Memory loses her grip, her enduring companionship faltering for a moment as Lawrence reels from the utterance of that name. "The Moulin Rouge," he murmurs, his eyes haunted by the images of 1900.
"You should go to a show there, sir," Webster says innocuously.
Memory casts her spell over Lawrence and his mind fogs as she plants intoxicating kisses on his lips, her eternal love strengthening as he thinks of her… thinking of her without remembering the pain for the moment.
"I went," he replies, the distance between the officer and the infantryman more than just a measure of inches, rather a measure of years. "I wrote a show."
"For the Moulin Rouge?" Webster says with disbelief. "What was it about."
A weak smile plays over Lawrence's lips as Memory's ethereal fingers trace lines about his body. "It was about a penniless poet, and a courtesan… and their love," his voice is barely audible, Silence's hold still has power over him. "It was about love, a love that knows no obstacles."
Memory draws tears from his eyes as he whispers words that had not left his lips for years. "A love that will live forever."
There is a sharp cough and Silence marks her retreat as the sun starts to appear over the top of the horizon. Memory stays with her lover as he looks upward to Lt. Compton, the man interrupting their long-awaited rendezvous.
"The French battalion leader's just arrived, Christian. I can't make out a word the Frog's saying," Compton says, lighting a cigarette. "Sorry, old boy - forgot you're practically one of them. Wondered if you'd speak to him."
Lawrence finishes shaving and wipes the remaining soap from his face, barely recognisable when he emerges from behind a small wash cloth. Webster sees his commanding officer as the man of twenty one who travelled to Paris as an idealistic writer, not the father figure of a lieutenant who has made the trenches and death his way of life.
"I'll be there," Lawrence replies with a quick nod. Compton nods back and wanders down the line, waking the rest of the troops and forcing Silence into a headlong retreat.
Webster tips his helmet at his commanding officer as he stands up. Lawrence hands him the shaving kit and the bowl of water.

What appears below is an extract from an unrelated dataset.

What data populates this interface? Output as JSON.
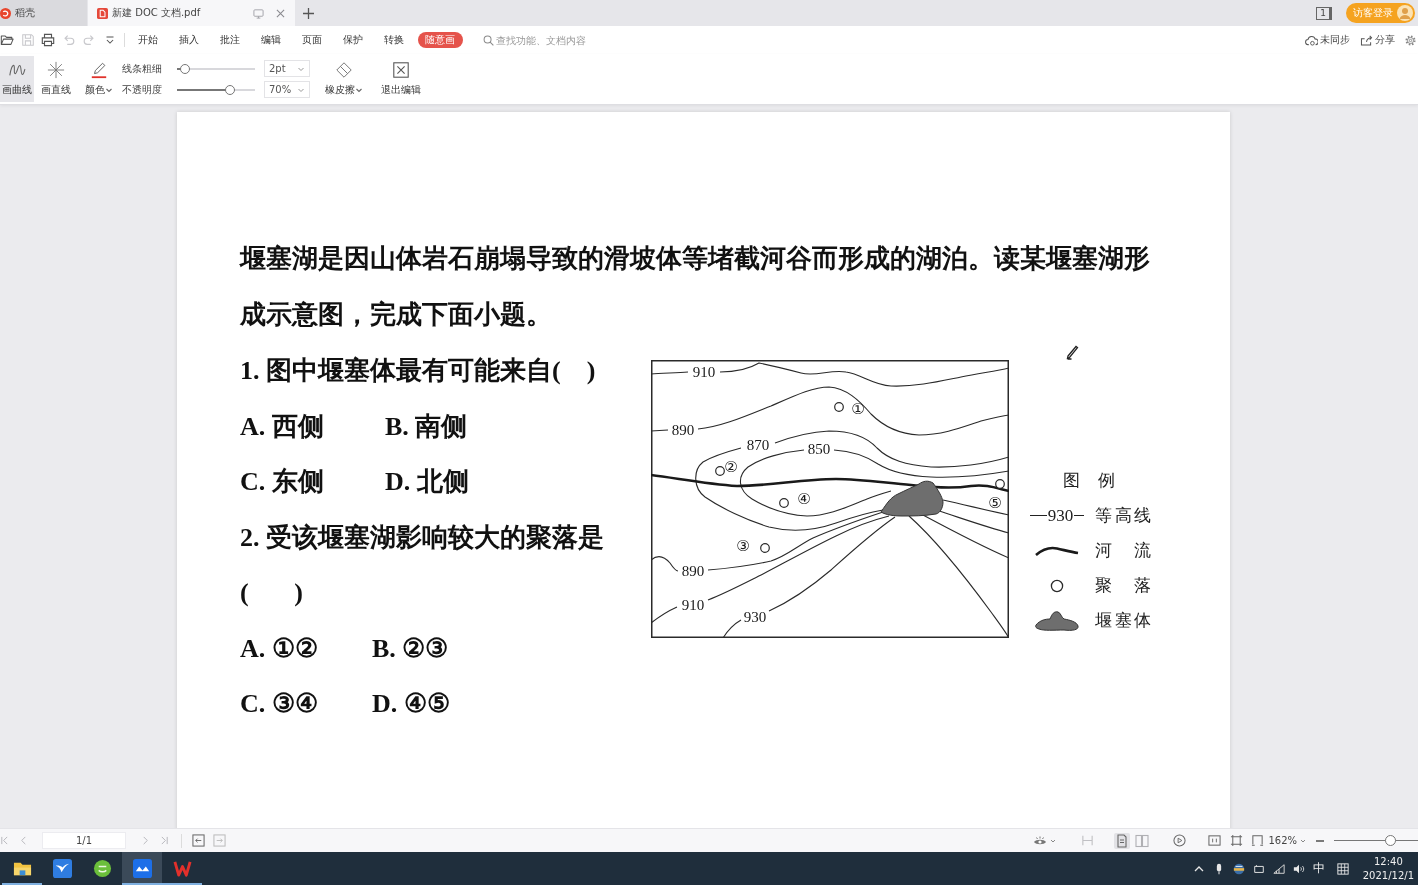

"Have a shave, Webster."
"I don't really see the point, sir," he replies, the thought of the big push entering his mind once again.
Lawrence gives him a stern smile. "There isn't a point, Webster, there isn't supposed to be. But I'm not letting the Germans see you all with stubble on your chins, so have a shave."

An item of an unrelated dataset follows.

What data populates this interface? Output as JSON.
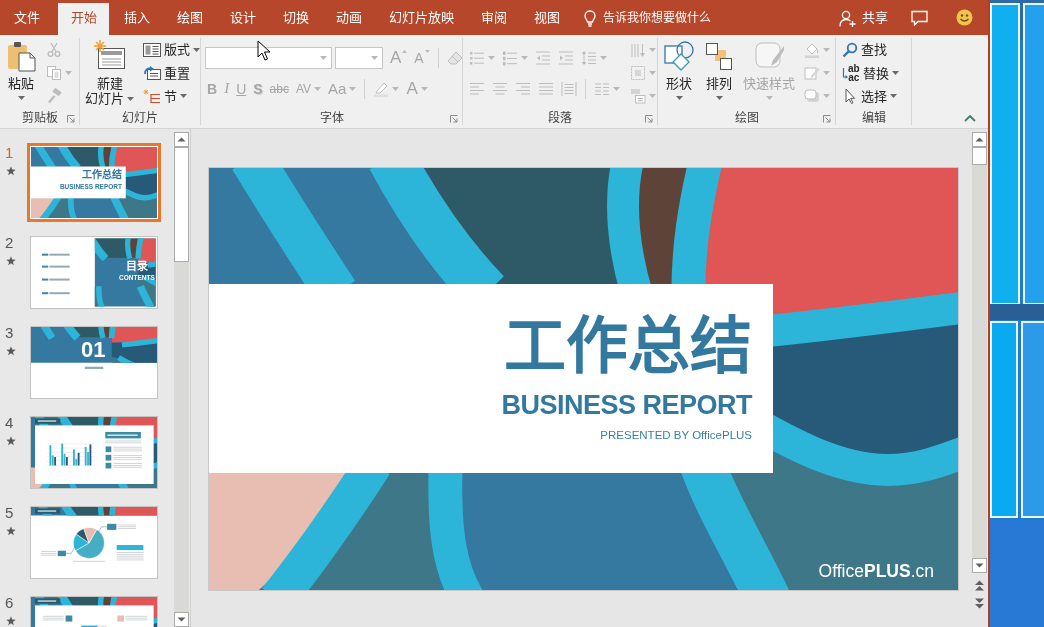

Webster nods. "Yes, sir."
Lt. Christian Lawrence walks back to his quarters, whistling an unfamiliar tune, Memory guiding his step.
Reviews gladly received. You know you want to.